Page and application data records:
#####

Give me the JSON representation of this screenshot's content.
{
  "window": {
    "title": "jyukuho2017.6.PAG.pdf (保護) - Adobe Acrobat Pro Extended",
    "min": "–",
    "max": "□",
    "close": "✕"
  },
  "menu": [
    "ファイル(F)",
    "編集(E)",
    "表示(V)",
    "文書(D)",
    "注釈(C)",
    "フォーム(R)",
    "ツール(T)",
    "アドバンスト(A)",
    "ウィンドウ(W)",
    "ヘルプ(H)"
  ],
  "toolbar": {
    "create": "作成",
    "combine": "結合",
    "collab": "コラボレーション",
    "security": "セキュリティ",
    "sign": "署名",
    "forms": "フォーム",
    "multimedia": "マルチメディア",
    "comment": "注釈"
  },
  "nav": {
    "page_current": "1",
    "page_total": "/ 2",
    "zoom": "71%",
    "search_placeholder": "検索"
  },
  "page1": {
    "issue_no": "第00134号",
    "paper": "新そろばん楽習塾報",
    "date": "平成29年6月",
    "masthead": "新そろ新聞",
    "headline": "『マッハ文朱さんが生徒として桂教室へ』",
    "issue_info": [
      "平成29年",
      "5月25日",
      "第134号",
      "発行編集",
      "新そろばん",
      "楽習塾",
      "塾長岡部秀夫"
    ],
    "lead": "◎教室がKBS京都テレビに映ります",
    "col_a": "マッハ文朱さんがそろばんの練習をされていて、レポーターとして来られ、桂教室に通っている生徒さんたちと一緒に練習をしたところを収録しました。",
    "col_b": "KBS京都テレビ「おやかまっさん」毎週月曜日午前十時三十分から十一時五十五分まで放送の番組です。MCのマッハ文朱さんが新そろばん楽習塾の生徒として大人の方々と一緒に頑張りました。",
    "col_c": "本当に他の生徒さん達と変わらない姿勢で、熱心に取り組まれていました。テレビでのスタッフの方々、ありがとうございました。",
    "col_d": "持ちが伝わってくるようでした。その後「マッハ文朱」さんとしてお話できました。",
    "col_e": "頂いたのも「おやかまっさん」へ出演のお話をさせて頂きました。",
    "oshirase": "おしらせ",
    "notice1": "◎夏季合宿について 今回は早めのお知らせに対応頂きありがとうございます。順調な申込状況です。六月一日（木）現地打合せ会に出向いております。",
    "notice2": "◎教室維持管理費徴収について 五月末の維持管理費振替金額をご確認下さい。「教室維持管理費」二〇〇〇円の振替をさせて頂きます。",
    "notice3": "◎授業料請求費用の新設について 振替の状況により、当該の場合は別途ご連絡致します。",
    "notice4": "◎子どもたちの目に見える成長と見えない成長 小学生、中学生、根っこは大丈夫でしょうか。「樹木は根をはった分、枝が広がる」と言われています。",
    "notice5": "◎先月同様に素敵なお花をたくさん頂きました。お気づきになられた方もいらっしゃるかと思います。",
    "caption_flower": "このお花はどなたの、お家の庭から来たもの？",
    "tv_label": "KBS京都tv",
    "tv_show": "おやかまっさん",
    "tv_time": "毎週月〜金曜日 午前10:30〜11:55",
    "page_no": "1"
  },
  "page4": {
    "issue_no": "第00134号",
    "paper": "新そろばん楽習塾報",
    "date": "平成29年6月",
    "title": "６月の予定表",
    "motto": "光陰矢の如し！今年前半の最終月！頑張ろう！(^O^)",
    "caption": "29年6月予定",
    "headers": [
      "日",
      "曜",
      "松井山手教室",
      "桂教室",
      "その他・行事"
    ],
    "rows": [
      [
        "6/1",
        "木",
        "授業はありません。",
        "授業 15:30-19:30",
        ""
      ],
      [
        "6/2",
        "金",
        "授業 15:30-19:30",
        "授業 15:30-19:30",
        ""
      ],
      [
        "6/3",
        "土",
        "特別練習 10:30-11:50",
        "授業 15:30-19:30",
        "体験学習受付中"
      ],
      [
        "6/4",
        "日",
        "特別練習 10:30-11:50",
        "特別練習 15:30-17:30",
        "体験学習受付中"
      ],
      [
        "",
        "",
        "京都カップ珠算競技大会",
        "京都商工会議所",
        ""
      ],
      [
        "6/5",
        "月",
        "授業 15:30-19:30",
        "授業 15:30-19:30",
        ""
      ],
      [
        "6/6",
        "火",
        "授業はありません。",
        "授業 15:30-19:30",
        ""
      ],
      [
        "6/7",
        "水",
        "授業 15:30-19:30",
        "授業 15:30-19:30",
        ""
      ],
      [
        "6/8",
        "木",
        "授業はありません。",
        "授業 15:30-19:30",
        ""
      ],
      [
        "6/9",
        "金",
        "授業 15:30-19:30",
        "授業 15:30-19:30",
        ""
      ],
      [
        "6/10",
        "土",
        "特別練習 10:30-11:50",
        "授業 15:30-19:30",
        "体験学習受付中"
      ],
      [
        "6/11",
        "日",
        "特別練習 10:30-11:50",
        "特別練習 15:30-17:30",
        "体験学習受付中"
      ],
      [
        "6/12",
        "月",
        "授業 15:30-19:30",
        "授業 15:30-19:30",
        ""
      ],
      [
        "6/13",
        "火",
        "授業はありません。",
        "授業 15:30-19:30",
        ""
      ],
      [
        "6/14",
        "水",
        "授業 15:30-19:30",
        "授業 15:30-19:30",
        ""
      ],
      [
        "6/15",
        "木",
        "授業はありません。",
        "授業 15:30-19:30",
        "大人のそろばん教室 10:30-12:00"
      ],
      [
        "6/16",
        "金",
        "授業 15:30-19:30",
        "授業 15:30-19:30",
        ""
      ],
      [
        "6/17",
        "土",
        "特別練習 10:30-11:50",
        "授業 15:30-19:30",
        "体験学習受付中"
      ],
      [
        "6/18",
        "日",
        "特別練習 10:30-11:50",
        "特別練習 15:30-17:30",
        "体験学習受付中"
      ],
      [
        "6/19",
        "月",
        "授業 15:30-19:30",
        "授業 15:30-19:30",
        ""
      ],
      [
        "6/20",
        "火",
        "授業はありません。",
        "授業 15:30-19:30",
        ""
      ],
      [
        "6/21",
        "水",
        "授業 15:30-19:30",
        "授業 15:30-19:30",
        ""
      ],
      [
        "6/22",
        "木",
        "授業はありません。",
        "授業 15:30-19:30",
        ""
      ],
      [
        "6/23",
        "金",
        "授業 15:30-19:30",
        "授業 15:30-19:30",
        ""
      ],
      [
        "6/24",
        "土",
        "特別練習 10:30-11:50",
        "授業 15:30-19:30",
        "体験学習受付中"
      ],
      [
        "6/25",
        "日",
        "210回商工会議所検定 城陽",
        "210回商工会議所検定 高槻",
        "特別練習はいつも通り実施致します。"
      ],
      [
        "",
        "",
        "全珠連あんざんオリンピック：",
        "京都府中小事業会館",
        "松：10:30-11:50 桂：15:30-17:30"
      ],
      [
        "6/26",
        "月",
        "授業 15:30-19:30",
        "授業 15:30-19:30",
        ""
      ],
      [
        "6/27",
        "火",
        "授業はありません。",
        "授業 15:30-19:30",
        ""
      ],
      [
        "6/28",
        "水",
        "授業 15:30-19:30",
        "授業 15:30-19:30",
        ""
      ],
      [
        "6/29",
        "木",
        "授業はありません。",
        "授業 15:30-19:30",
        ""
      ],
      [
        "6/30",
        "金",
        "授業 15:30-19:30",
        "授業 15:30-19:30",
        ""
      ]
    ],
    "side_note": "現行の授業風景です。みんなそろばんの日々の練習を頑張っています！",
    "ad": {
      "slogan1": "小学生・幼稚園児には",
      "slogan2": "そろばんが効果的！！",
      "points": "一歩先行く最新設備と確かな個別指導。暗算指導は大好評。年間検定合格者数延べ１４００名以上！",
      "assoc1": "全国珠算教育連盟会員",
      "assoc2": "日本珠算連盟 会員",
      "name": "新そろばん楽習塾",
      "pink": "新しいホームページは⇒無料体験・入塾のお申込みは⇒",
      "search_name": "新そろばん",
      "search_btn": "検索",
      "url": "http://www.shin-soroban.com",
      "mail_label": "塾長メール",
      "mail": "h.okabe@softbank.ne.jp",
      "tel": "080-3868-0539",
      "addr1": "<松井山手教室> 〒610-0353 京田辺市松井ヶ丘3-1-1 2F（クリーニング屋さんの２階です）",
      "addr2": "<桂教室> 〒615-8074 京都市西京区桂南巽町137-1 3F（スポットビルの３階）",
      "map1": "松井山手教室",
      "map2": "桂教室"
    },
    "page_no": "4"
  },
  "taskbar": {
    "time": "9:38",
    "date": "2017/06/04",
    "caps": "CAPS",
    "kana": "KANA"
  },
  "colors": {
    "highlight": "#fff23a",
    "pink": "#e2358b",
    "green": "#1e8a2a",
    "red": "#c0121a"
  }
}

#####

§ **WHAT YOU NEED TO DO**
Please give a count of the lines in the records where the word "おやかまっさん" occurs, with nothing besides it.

§ **ANSWER SECTION**
3